Castoria is Dr. Samuel Pitcher's prescription for Infants
and Children. It contains neither Opium, Morphine nor
other Narcotic substance. It is a harmless substitute
for Paregoric, Drops, Soothing Syrups, and Castor Oil.
It is Pleasant. Its guarantee is thirty years' use by
Millions of Mothers. Castoria destroys Worms and allays
feverishness. Castoria prevents vomiting Sour Curd,
cures Diarrhoea and Wind Colic. Castoria relieves
teething troubles, cures constipation and flatulency.
Castoria assimilates the food, regulates the stomach
and bowels, giving healthy and natural sleep. Cas
toria is the Children's Panacea the Mother's Friend.
"Castoria is an excellent medicine for chil
dren. Mothers have repeatedly told me of its
good effect upon their children."
Da. O. C Osgood,
" Castoria is the best remedy for children of
which I em acquainted. I hope the day is not
far distant when mothers will oonsidor the real
interest of their children, and use Castoria in
stead of the various quack nostrums which are
destroying their loved ones, by forcing opium,
morphine, soothing syrup and other hurtful
agents down their throats, thereby sending
them to premature graves."
Da. J. F. Kjkcheloe,
" Castoria Is so well adapted to children that
I recommend it as superior to any prescription
known to me."
H. A. Arcbkb, H. D.,
Hi So. Oxford St., Brooklyn, IT. T.
" Our physicians in the children's depart
ment have spoken highly of their experi
ence in their outside practice with Castoria.
and although we only have among oar
medical supplies what is known as regular
products, yet we are free to confess that the
merits of Castoria has won us to look with
favor upon it.
United Hospital and Dispiksakt,

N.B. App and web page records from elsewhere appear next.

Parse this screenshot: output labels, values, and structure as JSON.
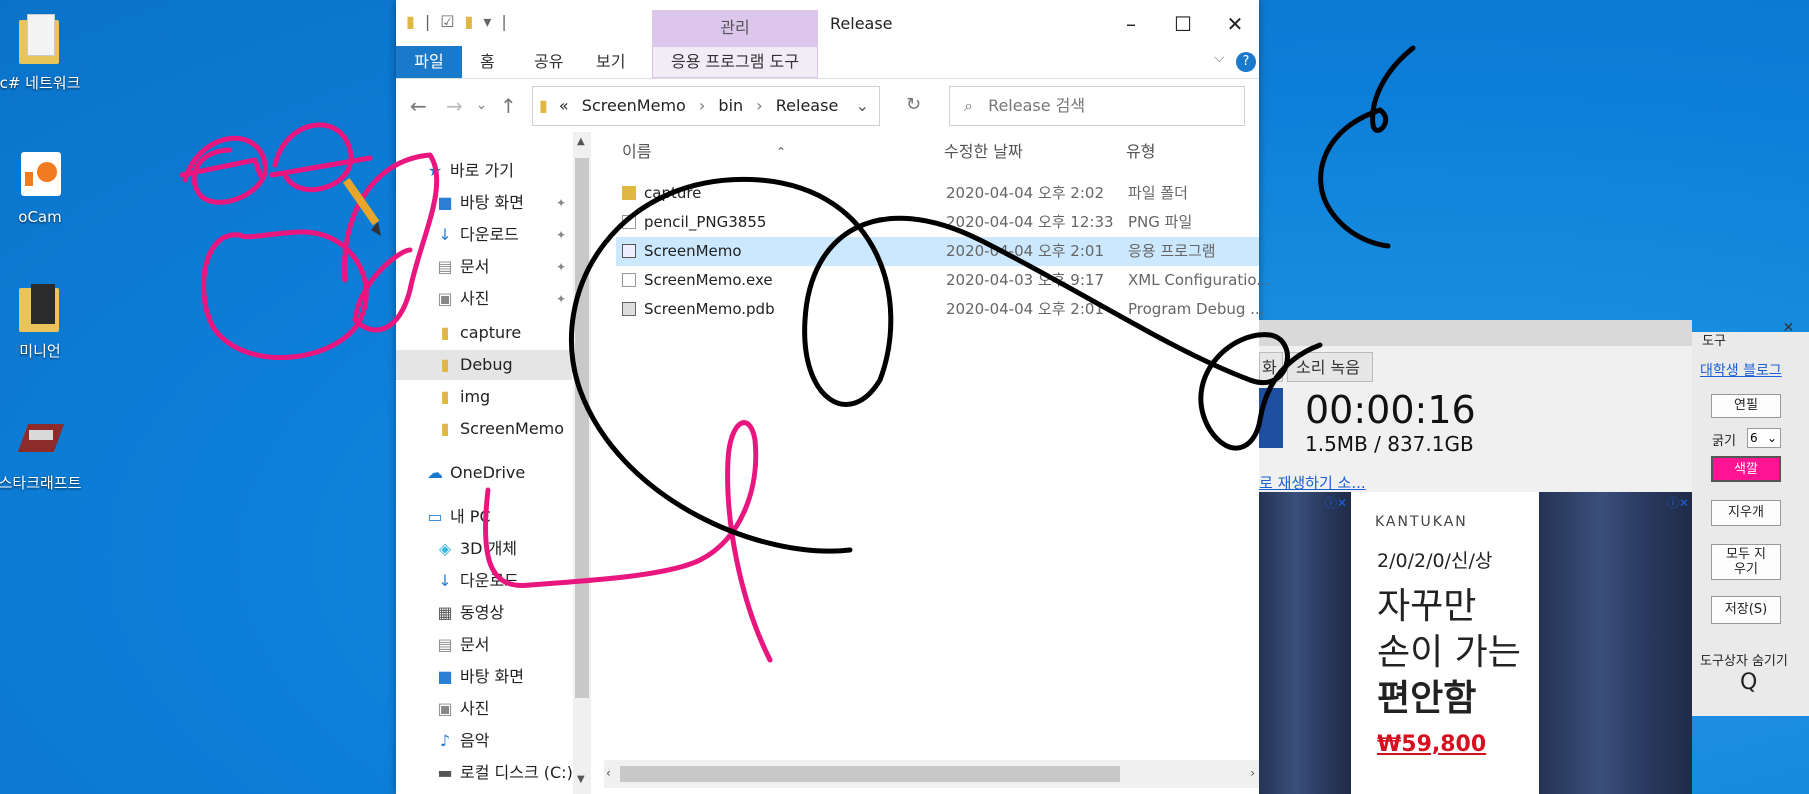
{
  "desktop": {
    "icons": [
      {
        "label": "c# 네트워크",
        "icon": "folder-icon"
      },
      {
        "label": "oCam",
        "icon": "ocam-icon"
      },
      {
        "label": "미니언",
        "icon": "folder-icon"
      },
      {
        "label": "스타크래프트",
        "icon": "starcraft-icon"
      }
    ]
  },
  "explorer": {
    "title": "Release",
    "manage_tab": "관리",
    "ribbon_tabs": [
      "파일",
      "홈",
      "공유",
      "보기"
    ],
    "app_tools": "응용 프로그램 도구",
    "breadcrumb": [
      "«",
      "ScreenMemo",
      "bin",
      "Release"
    ],
    "search_placeholder": "Release 검색",
    "nav": {
      "quick_access": "바로 가기",
      "items": [
        "바탕 화면",
        "다운로드",
        "문서",
        "사진",
        "capture",
        "Debug",
        "img",
        "ScreenMemo"
      ],
      "onedrive": "OneDrive",
      "this_pc": "내 PC",
      "pc_items": [
        "3D 개체",
        "다운로드",
        "동영상",
        "문서",
        "바탕 화면",
        "사진",
        "음악",
        "로컬 디스크 (C:)"
      ]
    },
    "columns": {
      "name": "이름",
      "date": "수정한 날짜",
      "type": "유형"
    },
    "files": [
      {
        "name": "capture",
        "date": "2020-04-04 오후 2:02",
        "type": "파일 폴더"
      },
      {
        "name": "pencil_PNG3855",
        "date": "2020-04-04 오후 12:33",
        "type": "PNG 파일"
      },
      {
        "name": "ScreenMemo",
        "date": "2020-04-04 오후 2:01",
        "type": "응용 프로그램"
      },
      {
        "name": "ScreenMemo.exe",
        "date": "2020-04-03 오후 9:17",
        "type": "XML Configuratio..."
      },
      {
        "name": "ScreenMemo.pdb",
        "date": "2020-04-04 오후 2:01",
        "type": "Program Debug ..."
      }
    ]
  },
  "recorder": {
    "tab_partial": "화",
    "tab_audio": "소리 녹음",
    "timer": "00:00:16",
    "size": "1.5MB / 837.1GB",
    "link": "로 재생하기 소..."
  },
  "ad": {
    "brand": "KANTUKAN",
    "new": "2/0/2/0/신/상",
    "line1": "자꾸만",
    "line2": "손이 가는",
    "line3": "편안함",
    "price": "₩59,800"
  },
  "toolbox": {
    "title": "도구",
    "blog_link": "대학생 블로그",
    "pen": "연필",
    "thickness_label": "굵기",
    "thickness_value": "6",
    "color": "색깔",
    "eraser": "지우개",
    "clear_all": "모두 지우기",
    "save": "저장(S)",
    "hide": "도구상자 숨기기",
    "hide_key": "Q"
  },
  "colors": {
    "ink_pink": "#e8167e",
    "ink_black": "#000000",
    "accent": "#1979ca",
    "color_btn": "#ff1493"
  }
}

Allxx C. Surra, Pres.,
The Centanr Company, TT Murray Street, Mew Tork City.
THE MOLINE WAGON,
The Moline Wagon Co,
Man utact urers ol FARM, SPRING AND FREIGHT WAGONS
A full and complete line of Platform and other Spring Wagons, especially adapted to the

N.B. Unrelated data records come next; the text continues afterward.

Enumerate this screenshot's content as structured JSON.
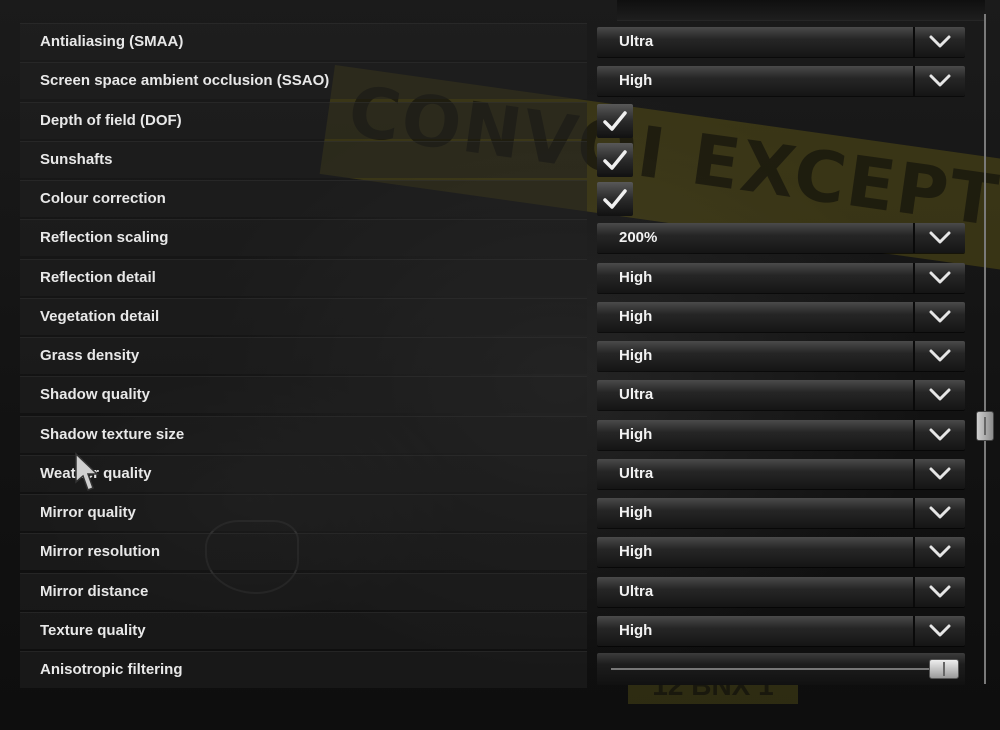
{
  "background": {
    "banner_text": "CONVOI EXCEPTIONNEL",
    "plate_text": "12 BNX 1"
  },
  "settings": [
    {
      "label": "Antialiasing (SMAA)",
      "type": "dropdown",
      "value": "Ultra"
    },
    {
      "label": "Screen space ambient occlusion (SSAO)",
      "type": "dropdown",
      "value": "High"
    },
    {
      "label": "Depth of field (DOF)",
      "type": "checkbox",
      "checked": true
    },
    {
      "label": "Sunshafts",
      "type": "checkbox",
      "checked": true
    },
    {
      "label": "Colour correction",
      "type": "checkbox",
      "checked": true
    },
    {
      "label": "Reflection scaling",
      "type": "dropdown",
      "value": "200%"
    },
    {
      "label": "Reflection detail",
      "type": "dropdown",
      "value": "High"
    },
    {
      "label": "Vegetation detail",
      "type": "dropdown",
      "value": "High"
    },
    {
      "label": "Grass density",
      "type": "dropdown",
      "value": "High"
    },
    {
      "label": "Shadow quality",
      "type": "dropdown",
      "value": "Ultra"
    },
    {
      "label": "Shadow texture size",
      "type": "dropdown",
      "value": "High"
    },
    {
      "label": "Weather quality",
      "type": "dropdown",
      "value": "Ultra"
    },
    {
      "label": "Mirror quality",
      "type": "dropdown",
      "value": "High"
    },
    {
      "label": "Mirror resolution",
      "type": "dropdown",
      "value": "High"
    },
    {
      "label": "Mirror distance",
      "type": "dropdown",
      "value": "Ultra"
    },
    {
      "label": "Texture quality",
      "type": "dropdown",
      "value": "High"
    },
    {
      "label": "Anisotropic filtering",
      "type": "slider",
      "level": 1.0
    }
  ],
  "scrollbar": {
    "position": 0.62
  },
  "icons": {
    "dropdown_arrow": "chevron-down-icon",
    "checkbox": "checkmark-icon",
    "cursor": "mouse-pointer-icon"
  }
}
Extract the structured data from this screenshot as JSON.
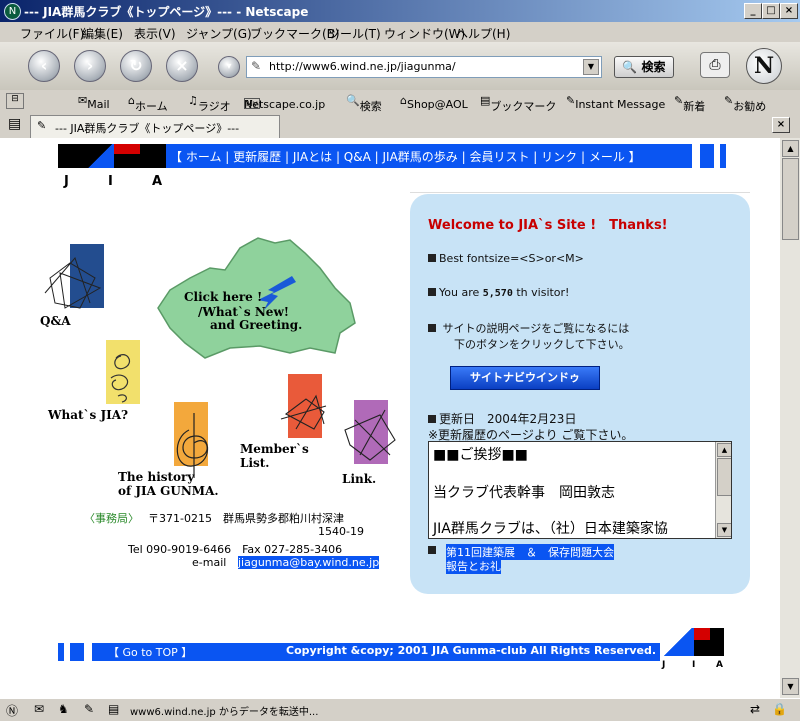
{
  "window": {
    "title": "--- JIA群馬クラブ《トップページ》--- - Netscape"
  },
  "menu": [
    "ファイル(F)",
    "編集(E)",
    "表示(V)",
    "ジャンプ(G)",
    "ブックマーク(B)",
    "ツール(T)",
    "ウィンドウ(W)",
    "ヘルプ(H)"
  ],
  "toolbar": {
    "url": "http://www6.wind.ne.jp/jiagunma/",
    "search_label": "検索",
    "logo_letter": "N"
  },
  "personal_toolbar": [
    "Mail",
    "ホーム",
    "ラジオ",
    "Netscape.co.jp",
    "検索",
    "Shop@AOL",
    "ブックマーク",
    "Instant Message",
    "新着",
    "お勧め"
  ],
  "tab": {
    "title": "--- JIA群馬クラブ《トップページ》---"
  },
  "page": {
    "logo_letters": [
      "J",
      "I",
      "A"
    ],
    "nav_items": [
      "【 ホーム",
      "更新履歴",
      "JIAとは",
      "Q&A",
      "JIA群馬の歩み",
      "会員リスト",
      "リンク",
      "メール 】"
    ],
    "map_text": [
      "Click here !",
      "/What`s New!",
      "and Greeting."
    ],
    "links": {
      "qa": "Q&A",
      "whats_jia": "What`s JIA?",
      "history_line1": "The history",
      "history_line2": "of JIA GUNMA.",
      "members_line1": "Member`s",
      "members_line2": "List.",
      "link": "Link."
    },
    "office": {
      "label": "〈事務局〉",
      "address_line1": "〒371-0215　群馬県勢多郡粕川村深津",
      "address_line2": "1540-19",
      "tel_fax": "Tel 090-9019-6466　Fax 027-285-3406",
      "email_label": "e-mail",
      "email": "jiagunma@bay.wind.ne.jp"
    },
    "welcome": {
      "title": "Welcome to JIA`s Site !　Thanks!",
      "fontsize": "Best fontsize=<S>or<M>",
      "visitor_prefix": "You are",
      "visitor_count": "5,570",
      "visitor_suffix": "th visitor!",
      "guide_line1": "サイトの説明ページをご覧になるには",
      "guide_line2": "下のボタンをクリックして下さい。",
      "navi_button": "サイトナビウインドゥ",
      "updated": "更新日　2004年2月23日",
      "history_note": "※更新履歴のページより ご覧下さい。",
      "textarea_lines": [
        "■■ご挨拶■■",
        "",
        "当クラブ代表幹事　岡田敦志",
        "",
        "JIA群馬クラブは、（社）日本建築家協"
      ],
      "news_line1": "第11回建築展　＆　保存問題大会",
      "news_line2": "報告とお礼"
    },
    "footer": {
      "go_top": "【 Go to TOP 】",
      "copyright": "Copyright &copy; 2001 JIA Gunma-club All Rights Reserved."
    }
  },
  "status": {
    "text": "www6.wind.ne.jp からデータを転送中..."
  },
  "colors": {
    "nav_blue": "#0a55f2",
    "panel_blue": "#c8e3f6",
    "welcome_red": "#c80000",
    "office_green": "#2a8a2a",
    "selection": "#0a55f2"
  }
}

Western trade, of superior workmanship and finieh Illustrated Price List free on
application. See the MOLINE WAGON before purchasing .
Heating and Ventilating Engineers,
Gas and Steam Fitting,
A complete line of Pipe, Brass Goods, Packing Hose,
Fire Brick Etc Largest and best equipped
establishment west of Chicago.
DA VIM ttlAJUtt. Moline, 111.
1 12, 1 14 West Seventeenth st
Telephone 1148. BocklsiacsU
Resldenoe Telenhone 1168
Everything in the line of spring vehicles, and the
largest assortment of
Harness, Lap robes, Whips, Etc.
Mason's Carriage Works,
East Fourth Street. - - DAVENPORT, IOWA.
f l-ELV'S CREAM BALM-CImmiw
I I FuMM&Ke. Allay Fain nud I nil animal
I the tSorew, Kewtofyn Tiwt ni tMiifll,
ii f mj r c-z) r r nz nn ?j
J I tiives Kelif f at ouee fur Cold ia Head. I y Cv?y.l I
r 1 Jpplp into Vi AWriia. It it Giiickty Absorbed. I lSJVsl
1 60c Druggists or by ciaU. ELY BKOS., M Warren St, ii. Y. NSiPsQcl
Carpenter and Builder,
OFFICE, NO: 2821 SIXTH AVENUE,
Shop on Vine Street BOCK ISLAND, ILL.
I' '! .'